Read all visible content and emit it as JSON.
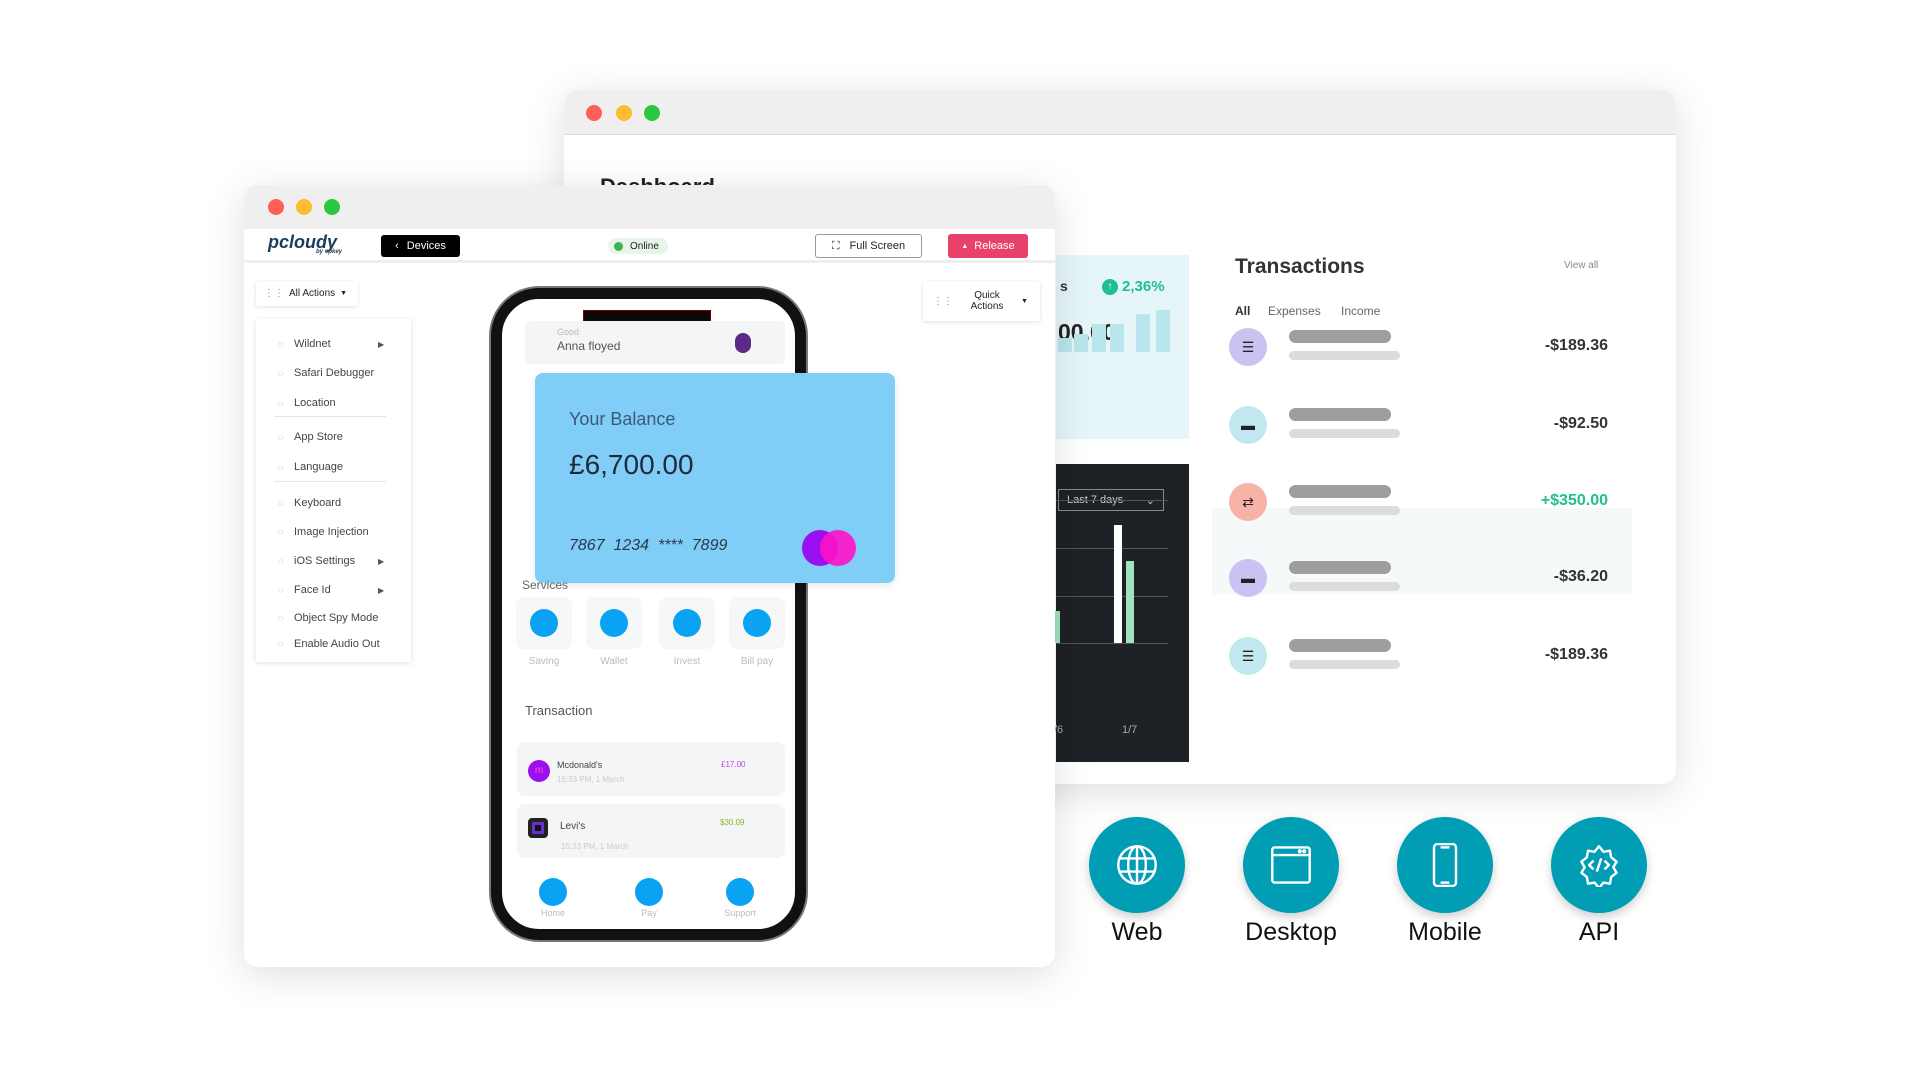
{
  "back_window": {
    "title": "Dashboard",
    "stats": {
      "label_fragment": "s",
      "change": "2,36%",
      "amount_fragment": "00.00",
      "change_color": "#1fbf8f"
    },
    "chart": {
      "range_select": "Last 7 days",
      "x_labels": [
        "/6",
        "1/7"
      ]
    },
    "transactions": {
      "title": "Transactions",
      "view_all": "View all",
      "tabs": [
        "All",
        "Expenses",
        "Income"
      ],
      "rows": [
        {
          "icon": "burger-icon",
          "icon_bg": "#c9c2f3",
          "amount": "-$189.36",
          "positive": false
        },
        {
          "icon": "store-icon",
          "icon_bg": "#bfe9ee",
          "amount": "-$92.50",
          "positive": false
        },
        {
          "icon": "transfer-icon",
          "icon_bg": "#f8b3a8",
          "amount": "+$350.00",
          "positive": true
        },
        {
          "icon": "store-icon",
          "icon_bg": "#c9c2f3",
          "amount": "-$36.20",
          "positive": false
        },
        {
          "icon": "burger-icon",
          "icon_bg": "#bfe9ee",
          "amount": "-$189.36",
          "positive": false
        }
      ]
    }
  },
  "front_window": {
    "logo": "pcloudy",
    "logo_sub": "by opkey",
    "devices_button": "Devices",
    "status": "Online",
    "fullscreen_button": "Full Screen",
    "release_button": "Release",
    "release_color": "#e8426b",
    "all_actions": "All Actions",
    "quick_actions": "Quick Actions",
    "menu": [
      {
        "label": "Wildnet",
        "icon": "fingerprint-icon",
        "submenu": true
      },
      {
        "label": "Safari Debugger",
        "icon": "bug-icon",
        "submenu": false
      },
      {
        "label": "Location",
        "icon": "location-pin-icon",
        "submenu": false
      },
      {
        "label": "App Store",
        "icon": "app-grid-icon",
        "submenu": false
      },
      {
        "label": "Language",
        "icon": "language-icon",
        "submenu": false
      },
      {
        "label": "Keyboard",
        "icon": "keyboard-icon",
        "submenu": false
      },
      {
        "label": "Image Injection",
        "icon": "image-injection-icon",
        "submenu": false
      },
      {
        "label": "iOS Settings",
        "icon": "gear-icon",
        "submenu": true
      },
      {
        "label": "Face Id",
        "icon": "face-id-icon",
        "submenu": true
      },
      {
        "label": "Object Spy Mode",
        "icon": "spy-icon",
        "submenu": false
      },
      {
        "label": "Enable Audio Out",
        "icon": "speaker-icon",
        "submenu": false
      }
    ]
  },
  "phone": {
    "greeting": "Good",
    "user_name": "Anna floyed",
    "balance_label": "Your Balance",
    "balance": "£6,700.00",
    "card_number": "7867  1234  ****  7899",
    "services_title": "Services",
    "services": [
      "Saving",
      "Wallet",
      "Invest",
      "Bill pay"
    ],
    "transaction_title": "Transaction",
    "transactions": [
      {
        "name": "Mcdonald's",
        "time": "16:33 PM, 1 March",
        "amount": "£17.00",
        "color": "#c040f0"
      },
      {
        "name": "Levi's",
        "time": "15:33 PM, 1 March",
        "amount": "$30.09",
        "color": "#8fb52a"
      }
    ],
    "nav": [
      "Home",
      "Pay",
      "Support"
    ]
  },
  "platforms": [
    {
      "label": "Web",
      "icon": "globe-icon"
    },
    {
      "label": "Desktop",
      "icon": "browser-window-icon"
    },
    {
      "label": "Mobile",
      "icon": "smartphone-icon"
    },
    {
      "label": "API",
      "icon": "api-gear-code-icon"
    }
  ],
  "platform_color": "#009db5"
}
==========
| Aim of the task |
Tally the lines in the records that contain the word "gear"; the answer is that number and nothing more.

| Exercise output |
2